Lear “tapped into something that nobody had ever done before or even since” with “All in the Family,” according to the popular sitcom star.
Rob Reiner was obviously devastated on Wednesday as he thought back on Norman Lear’s passing. Not only did he admire Lear—whom Reiner described as a “second father”—but he also died at a time when many of the issues he had attempted to expose and combat through his television programs—namely, prejudice and intolerance—were reappearing.
In a phone conversation on Wednesday, Reiner, who had visited Lear multiple times in the previous few months, stated, “He just couldn’t believe that this was happening to America.” “This is not the America that I grew up in, and that we fought to preserve,” he would constantly emphasise.
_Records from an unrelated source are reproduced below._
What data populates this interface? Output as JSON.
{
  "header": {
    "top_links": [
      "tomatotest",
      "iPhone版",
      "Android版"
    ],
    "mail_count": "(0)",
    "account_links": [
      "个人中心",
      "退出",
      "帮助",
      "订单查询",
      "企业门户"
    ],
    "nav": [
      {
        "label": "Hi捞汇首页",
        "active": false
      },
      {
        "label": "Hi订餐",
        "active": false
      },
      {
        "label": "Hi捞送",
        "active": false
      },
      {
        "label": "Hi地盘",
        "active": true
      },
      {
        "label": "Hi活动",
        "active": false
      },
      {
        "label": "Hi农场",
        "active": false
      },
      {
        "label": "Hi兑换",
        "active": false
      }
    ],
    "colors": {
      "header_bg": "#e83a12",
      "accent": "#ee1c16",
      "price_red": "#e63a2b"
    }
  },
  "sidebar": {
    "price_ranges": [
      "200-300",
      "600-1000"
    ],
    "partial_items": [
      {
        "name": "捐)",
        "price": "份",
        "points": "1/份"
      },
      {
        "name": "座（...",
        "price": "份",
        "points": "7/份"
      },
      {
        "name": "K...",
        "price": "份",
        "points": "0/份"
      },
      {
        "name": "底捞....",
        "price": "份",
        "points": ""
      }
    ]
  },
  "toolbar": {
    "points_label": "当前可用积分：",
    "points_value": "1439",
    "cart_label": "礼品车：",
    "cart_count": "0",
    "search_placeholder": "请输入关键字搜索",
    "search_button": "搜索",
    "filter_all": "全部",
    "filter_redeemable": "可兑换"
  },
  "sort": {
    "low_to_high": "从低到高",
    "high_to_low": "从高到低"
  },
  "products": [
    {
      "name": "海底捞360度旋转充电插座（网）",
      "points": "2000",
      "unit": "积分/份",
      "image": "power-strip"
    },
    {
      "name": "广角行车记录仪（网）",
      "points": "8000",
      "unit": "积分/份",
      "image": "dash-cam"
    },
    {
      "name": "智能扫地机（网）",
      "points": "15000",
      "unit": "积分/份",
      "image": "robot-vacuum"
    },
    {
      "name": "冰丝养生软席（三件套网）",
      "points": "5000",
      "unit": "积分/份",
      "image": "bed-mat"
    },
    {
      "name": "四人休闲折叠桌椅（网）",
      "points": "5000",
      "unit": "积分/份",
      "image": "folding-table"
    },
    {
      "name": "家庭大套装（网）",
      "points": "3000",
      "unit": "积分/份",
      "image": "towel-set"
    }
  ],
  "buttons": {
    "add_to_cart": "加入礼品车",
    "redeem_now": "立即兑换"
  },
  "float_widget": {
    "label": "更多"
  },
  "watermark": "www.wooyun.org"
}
This nation has experienced something that has completely deviated from everything it stands for.
“It’s like Alice in Wonderland,” he would say when we would discuss this, said the 76-year-old Oscar-nominated director Reiner. Playing the progressive son-in-law, Michael, to the narrow-minded, bigoted Archie Bunker on Lear’s most well-known sitcom, “All in the Family,” which aired on CBS from 1971 to 1979, earned Reiner two Emmy Awards.
The show debuted during the appointment viewing period, when the majority of American homes and TV channels were tuned in to the same shows simultaneously. The splitting and divisions have only been exacerbated by the changing viewing habits of American viewers, who can much more easily isolate themselves in echo chambers, according to Reiner.
“We were seen by 40–45 million people every single week,” he added, of the 200 million Americans who lived in the 1970s. “TiVo wasn’t present. DVR was not present. You had to see it when it was on if you wanted to watch it. This implied that you and 40 million other Americans shared a common experience.
Any topic that ‘All in the Family’ addressed during a given week—abortion, racism, gun rights—became water cooler chatter the following morning. The show tackled difficult subjects that would be seen as divisive today. According to Reiner, “you don’t have those kinds of communal experiences where you can talk to people.”
He went on, “The nation either sided with Mike or with Archie, and that made for great discussions.” “There’s no doubt that Lear reached a level of creativity that no one had achieved before or since.”
The 101-year-old Lear took his cue from his all-time favourite play, “Major Barbara,” by George Bernard Shaw. Reiner stated, “You’d go to the play and you’d come away with the equal pro-war/antiwar — you’d come away with equal arguments on both sides, and it was made to spawn discussion” if you were unaware that Shaw was a liberal. And that was Lear’s intention. Thus, he gave both viewpoints. Archie was on his side. Reiner continued, “And the guy I portrayed had my side, and we went at each other.